===== ENTRIES SHOWN

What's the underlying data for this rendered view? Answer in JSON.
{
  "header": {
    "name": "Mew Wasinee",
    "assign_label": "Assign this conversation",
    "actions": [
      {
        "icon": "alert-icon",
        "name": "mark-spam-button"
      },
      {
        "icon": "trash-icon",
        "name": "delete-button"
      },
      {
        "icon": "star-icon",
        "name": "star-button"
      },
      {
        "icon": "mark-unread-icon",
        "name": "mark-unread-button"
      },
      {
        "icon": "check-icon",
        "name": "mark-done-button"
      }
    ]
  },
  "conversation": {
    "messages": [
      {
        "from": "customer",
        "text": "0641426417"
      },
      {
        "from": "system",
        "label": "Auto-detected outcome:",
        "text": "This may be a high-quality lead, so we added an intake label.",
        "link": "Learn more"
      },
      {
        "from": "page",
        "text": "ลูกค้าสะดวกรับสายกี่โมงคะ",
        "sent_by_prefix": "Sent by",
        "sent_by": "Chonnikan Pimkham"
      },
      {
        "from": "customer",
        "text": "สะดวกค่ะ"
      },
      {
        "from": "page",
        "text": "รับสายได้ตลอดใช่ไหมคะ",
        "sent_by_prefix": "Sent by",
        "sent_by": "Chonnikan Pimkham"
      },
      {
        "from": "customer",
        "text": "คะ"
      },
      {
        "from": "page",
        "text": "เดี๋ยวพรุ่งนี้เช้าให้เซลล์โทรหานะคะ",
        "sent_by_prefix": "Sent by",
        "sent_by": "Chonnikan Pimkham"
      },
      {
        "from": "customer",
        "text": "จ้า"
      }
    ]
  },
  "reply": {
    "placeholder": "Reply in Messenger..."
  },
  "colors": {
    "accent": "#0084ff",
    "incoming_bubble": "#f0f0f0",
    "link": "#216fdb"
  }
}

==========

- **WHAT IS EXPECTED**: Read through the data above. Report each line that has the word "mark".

- **SOLVED EXERCISE**:
        "name": "mark-spam-button"
        "icon": "mark-unread-icon",
        "name": "mark-unread-button"
        "name": "mark-done-button"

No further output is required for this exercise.